[outfit:  old zara knit sweater, levis 501 ct*, vietnam wool socks, birks]


A Few Good Links


There is so much going on in the world right now.  Sometimes I just want to bury my head in the sand.  Just tell me when it’s all over.

I almost never talk about my work here, but the other day I was asked to see a woman for anxiety.  She was dying of cancer, had gone through a horrific bout of pneumonia and was on a ventilator.  Because of the ventilator, she could only communicate by writing.  The first thing I said to her was “with all that you’ve been through, the cancer, the chemo, the pneumonia and now the ventilator, it’s understandable that you’d feel anxious… but is there something making you feel particularly anxious right now?”  Her arms were weak; she could barely lift her pencil to the notepad.  Very slowly, in faint squiggly letters she spelled out:  T R U M P!  We both sort of just looked at each other.  I shook my head, sighed, and she knew I felt the same…

So with all this terrible stuff happening, I took extra care to share some enjoyable things with you this week:

This week, I read this beautiful short story in the New Yorker called “Likes” by Sarah Shun-Lien Bynum.  It’s a modern story about a father who struggles to communicate with his teenage daughter as she is consumed in the world of social media, instagram, and “likes”.  After I read it, I immediately wanted to know what message the author wanted to convey with the story, and was happy to find they interviewed her about it here.

Have you listened to the Secular Buddhism podcast yet?  It’s my favorite podcast of all time.  I’ve learned so many valuable concepts from Noah Rasheta.  He has this wonderful ability to take abstract concepts, that no one is actually able to put into practice, ie. how to stay in the present moment, how to let go of anger, how to forgive, etc…  and turns them into simple practical actions that you can incorporate into your daily life.  If you are new to the podcast, listen to the first 5 episodes in order, then listen to this recent one about anger and hatred.  There’s another amazing episode on how to teach your kids mindfulness.  It involves turning meditation into a game!  How clever!
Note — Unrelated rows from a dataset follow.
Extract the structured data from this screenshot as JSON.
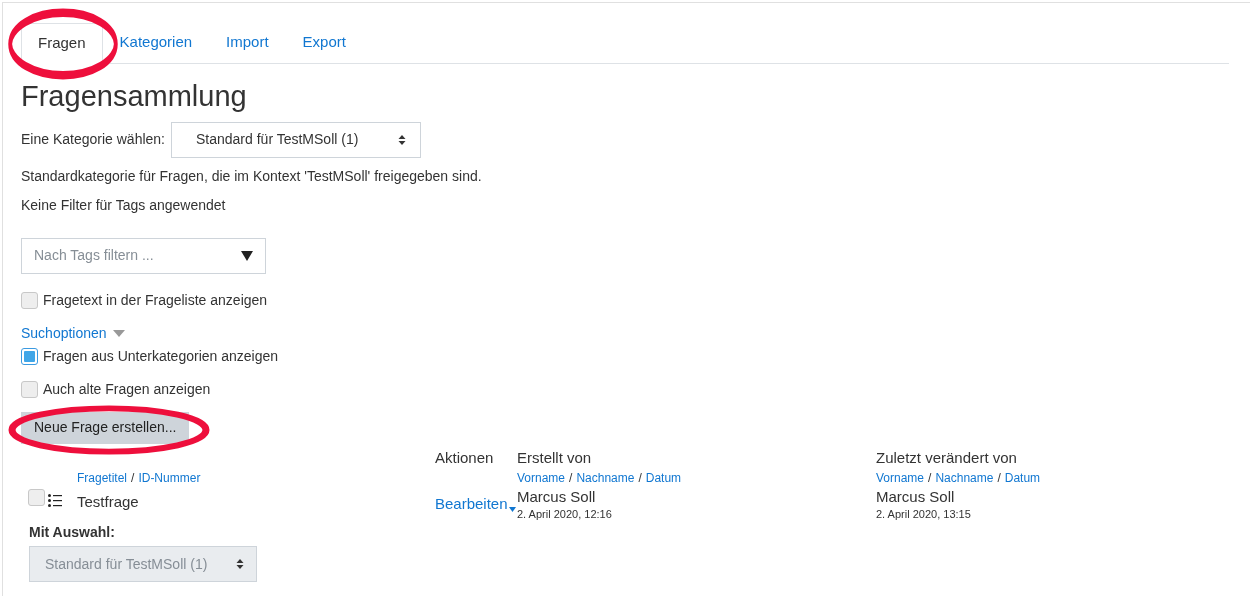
{
  "tabs": [
    {
      "label": "Fragen",
      "selected": true
    },
    {
      "label": "Kategorien",
      "selected": false
    },
    {
      "label": "Import",
      "selected": false
    },
    {
      "label": "Export",
      "selected": false
    }
  ],
  "title": "Fragensammlung",
  "category": {
    "label": "Eine Kategorie wählen:",
    "value": "Standard für TestMSoll (1)"
  },
  "category_description": "Standardkategorie für Fragen, die im Kontext 'TestMSoll' freigegeben sind.",
  "tag_filter_status": "Keine Filter für Tags angewendet",
  "tag_filter": {
    "placeholder": "Nach Tags filtern ..."
  },
  "show_text_option": {
    "label": "Fragetext in der Frageliste anzeigen",
    "checked": false
  },
  "search_options": {
    "label": "Suchoptionen",
    "expanded": true,
    "options": [
      {
        "label": "Fragen aus Unterkategorien anzeigen",
        "checked": true
      },
      {
        "label": "Auch alte Fragen anzeigen",
        "checked": false
      }
    ]
  },
  "create_button": "Neue Frage erstellen...",
  "table": {
    "columns": [
      {
        "kind": "name",
        "sort_links": [
          {
            "label": "Fragetitel"
          },
          {
            "separator": "/",
            "label": "ID-Nummer"
          }
        ]
      },
      {
        "kind": "actions",
        "label": "Aktionen"
      },
      {
        "kind": "user",
        "label": "Erstellt von",
        "sort_links": [
          {
            "label": "Vorname"
          },
          {
            "separator": "/",
            "label": "Nachname"
          },
          {
            "separator": "/",
            "label": "Datum"
          }
        ]
      },
      {
        "kind": "user",
        "label": "Zuletzt verändert von",
        "sort_links": [
          {
            "label": "Vorname"
          },
          {
            "separator": "/",
            "label": "Nachname"
          },
          {
            "separator": "/",
            "label": "Datum"
          }
        ]
      }
    ],
    "rows": [
      {
        "checked": false,
        "name": "Testfrage",
        "action": "Bearbeiten",
        "created_by": {
          "name": "Marcus Soll",
          "date": "2. April 2020, 12:16"
        },
        "modified_by": {
          "name": "Marcus Soll",
          "date": "2. April 2020, 13:15"
        }
      }
    ]
  },
  "with_selection": {
    "label": "Mit Auswahl:",
    "value": "Standard für TestMSoll (1)",
    "disabled": true
  }
}
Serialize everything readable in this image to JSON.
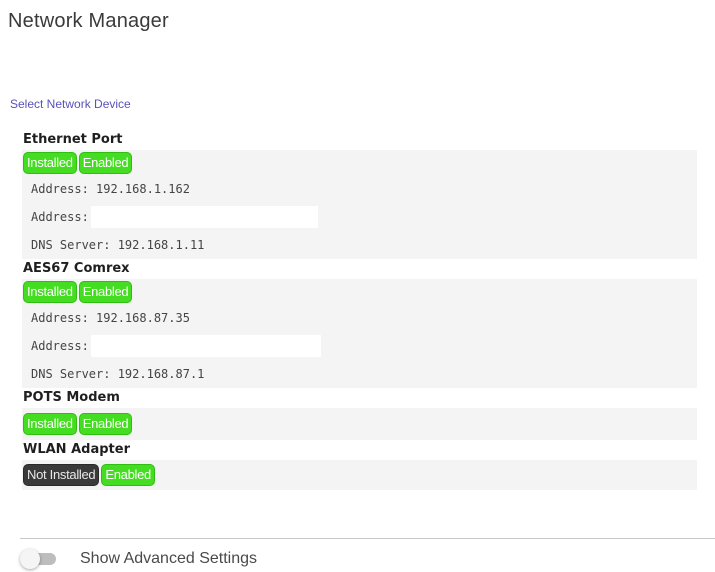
{
  "page": {
    "title": "Network Manager"
  },
  "section": {
    "label": "Select Network Device"
  },
  "devices": [
    {
      "name": "Ethernet Port",
      "status_installed": "Installed",
      "status_enabled": "Enabled",
      "address_line": "Address: 192.168.1.162",
      "address_label": "Address:",
      "address_value": "",
      "dns_line": "DNS Server: 192.168.1.11"
    },
    {
      "name": "AES67 Comrex",
      "status_installed": "Installed",
      "status_enabled": "Enabled",
      "address_line": "Address: 192.168.87.35",
      "address_label": "Address:",
      "address_value": "",
      "dns_line": "DNS Server: 192.168.87.1"
    },
    {
      "name": "POTS Modem",
      "status_installed": "Installed",
      "status_enabled": "Enabled"
    },
    {
      "name": "WLAN Adapter",
      "status_installed": "Not Installed",
      "status_enabled": "Enabled"
    }
  ],
  "advanced": {
    "label": "Show Advanced Settings",
    "checked": false
  },
  "colors": {
    "badge_ok": "#44dd22",
    "badge_off": "#3a3a3a",
    "section_label": "#5a52b8"
  }
}
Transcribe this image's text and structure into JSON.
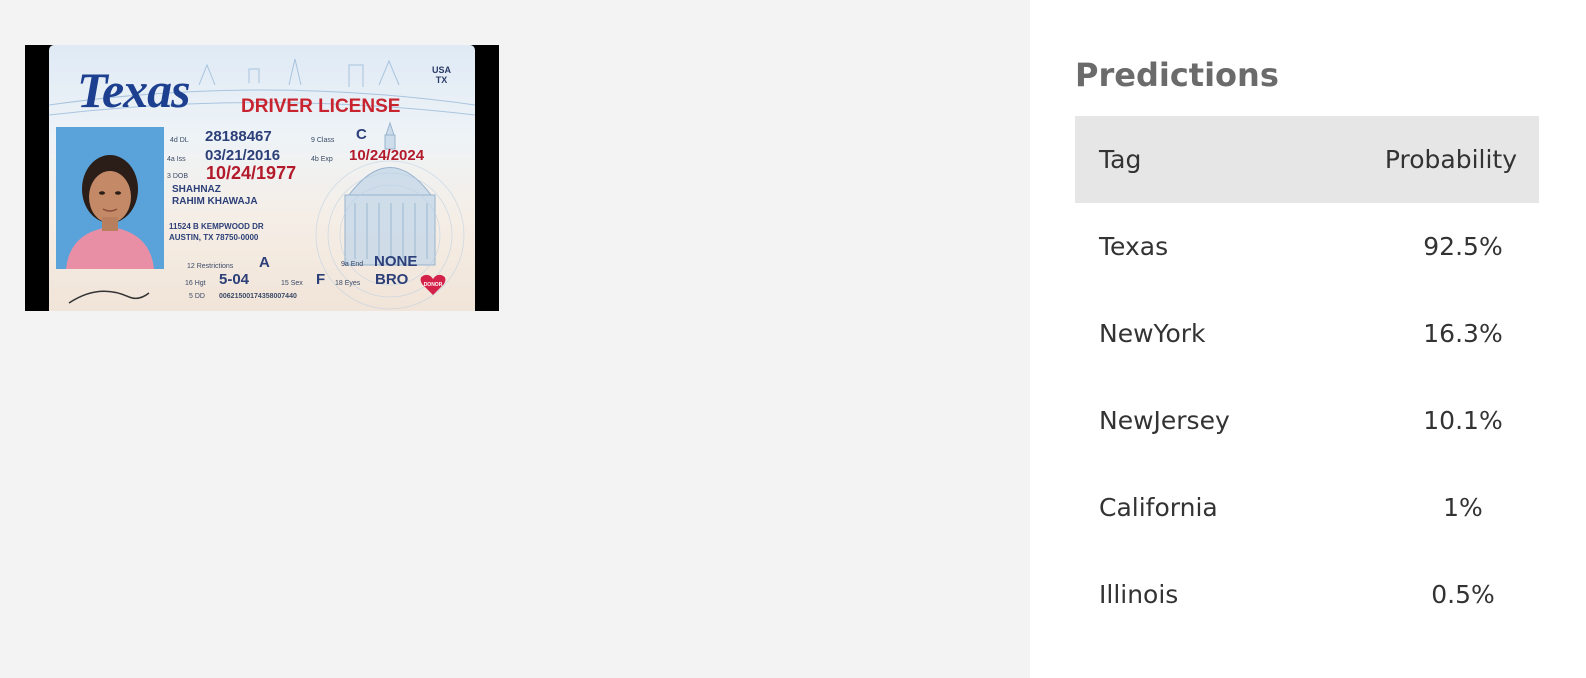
{
  "license": {
    "state": "Texas",
    "title": "DRIVER LICENSE",
    "country": "USA",
    "country_code": "TX",
    "dl_label": "4d DL",
    "dl_number": "28188467",
    "class_label": "9 Class",
    "class_value": "C",
    "iss_label": "4a Iss",
    "iss_date": "03/21/2016",
    "exp_label": "4b Exp",
    "exp_date": "10/24/2024",
    "dob_label": "3 DOB",
    "dob": "10/24/1977",
    "name_first": "SHAHNAZ",
    "name_last": "RAHIM KHAWAJA",
    "address_line1": "11524 B KEMPWOOD DR",
    "address_line2": "AUSTIN, TX 78750-0000",
    "restrictions_label": "12 Restrictions",
    "restrictions_value": "A",
    "end_label": "9a End",
    "end_value": "NONE",
    "hgt_label": "16 Hgt",
    "hgt_value": "5-04",
    "sex_label": "15 Sex",
    "sex_value": "F",
    "eyes_label": "18 Eyes",
    "eyes_value": "BRO",
    "dd_label": "5 DD",
    "dd_value": "00621500174358007440",
    "donor": "DONOR",
    "photo_icon": "portrait-photo",
    "accent_blue": "#1d3f8f",
    "accent_red": "#c8242f"
  },
  "predictions": {
    "title": "Predictions",
    "columns": {
      "tag": "Tag",
      "probability": "Probability"
    },
    "rows": [
      {
        "tag": "Texas",
        "probability": "92.5%"
      },
      {
        "tag": "NewYork",
        "probability": "16.3%"
      },
      {
        "tag": "NewJersey",
        "probability": "10.1%"
      },
      {
        "tag": "California",
        "probability": "1%"
      },
      {
        "tag": "Illinois",
        "probability": "0.5%"
      }
    ]
  }
}
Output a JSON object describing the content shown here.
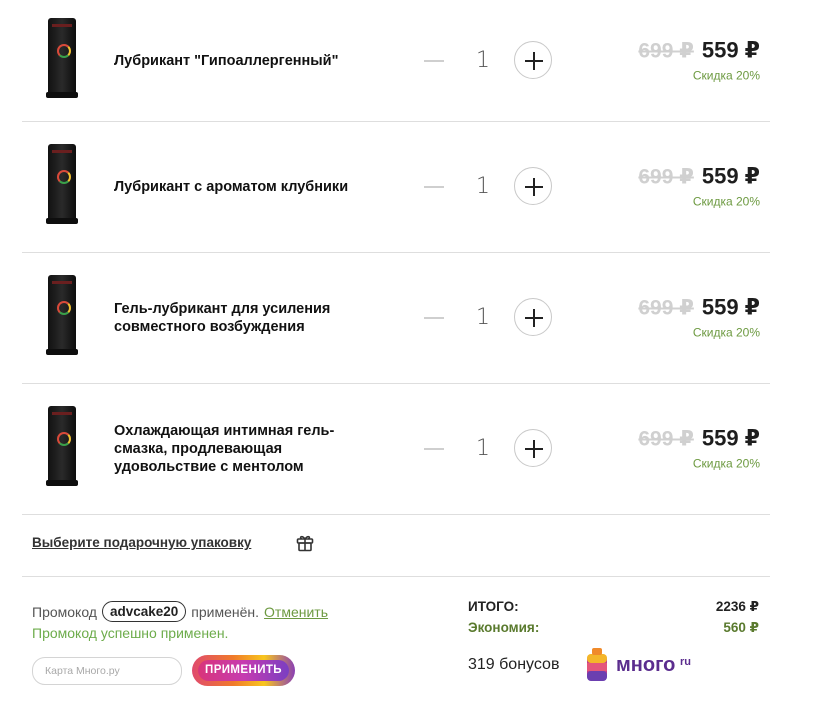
{
  "items": [
    {
      "name": "Лубрикант \"Гипоаллергенный\"",
      "qty": "1",
      "old_price": "699 ₽",
      "price": "559 ₽",
      "discount": "Скидка 20%"
    },
    {
      "name": "Лубрикант с ароматом клубники",
      "qty": "1",
      "old_price": "699 ₽",
      "price": "559 ₽",
      "discount": "Скидка 20%"
    },
    {
      "name": "Гель-лубрикант для усиления совместного возбуждения",
      "qty": "1",
      "old_price": "699 ₽",
      "price": "559 ₽",
      "discount": "Скидка 20%"
    },
    {
      "name": "Охлаждающая интимная гель-смазка, продлевающая удовольствие с ментолом",
      "qty": "1",
      "old_price": "699 ₽",
      "price": "559 ₽",
      "discount": "Скидка 20%"
    }
  ],
  "gift": {
    "label": "Выберите подарочную упаковку",
    "icon": "gift-icon"
  },
  "promo": {
    "prefix": "Промокод",
    "code": "advcake20",
    "applied": "применён.",
    "cancel": "Отменить",
    "success": "Промокод успешно применен.",
    "card_placeholder": "Карта Много.ру",
    "apply_label": "ПРИМЕНИТЬ"
  },
  "totals": {
    "total_label": "ИТОГО:",
    "total_value": "2236 ₽",
    "savings_label": "Экономия:",
    "savings_value": "560 ₽",
    "bonus": "319 бонусов",
    "brand": "много",
    "brand_suffix": "ru"
  },
  "colors": {
    "accent_green": "#6d9a41",
    "brand_purple": "#5b2d8e"
  }
}
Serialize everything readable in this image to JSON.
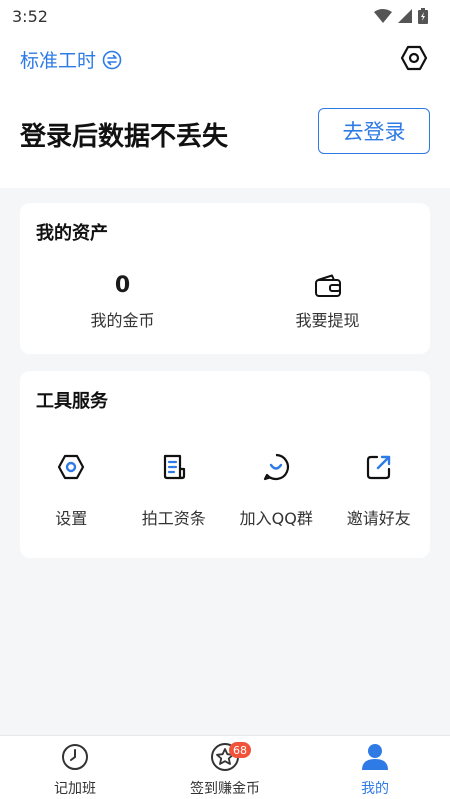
{
  "status_bar": {
    "time": "3:52"
  },
  "header": {
    "mode_label": "标准工时",
    "slogan": "登录后数据不丢失",
    "login_button": "去登录"
  },
  "assets": {
    "title": "我的资产",
    "coins_value": "0",
    "coins_label": "我的金币",
    "withdraw_label": "我要提现"
  },
  "tools": {
    "title": "工具服务",
    "items": [
      {
        "label": "设置",
        "icon": "gear-icon"
      },
      {
        "label": "拍工资条",
        "icon": "receipt-icon"
      },
      {
        "label": "加入QQ群",
        "icon": "chat-smile-icon"
      },
      {
        "label": "邀请好友",
        "icon": "share-icon"
      }
    ]
  },
  "tabbar": {
    "items": [
      {
        "label": "记加班",
        "icon": "clock-icon"
      },
      {
        "label": "签到赚金币",
        "icon": "star-coin-icon",
        "badge": "68"
      },
      {
        "label": "我的",
        "icon": "user-icon",
        "active": true
      }
    ]
  },
  "colors": {
    "accent": "#2f7be6",
    "badge": "#f0533a",
    "background": "#f5f6f8"
  }
}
And lastly, the new Bjork music video is genius.  I’m just blown away by the artistic vision and technical execution of it all.  It’s created by artist Andy Huang, who was actually in my college class.  We took a couple painting classes together and worked on a post modern video project for art theory class during our senior year.  He seemed like a nice guy.  Very quiet and humble.  I always knew he’d make it big.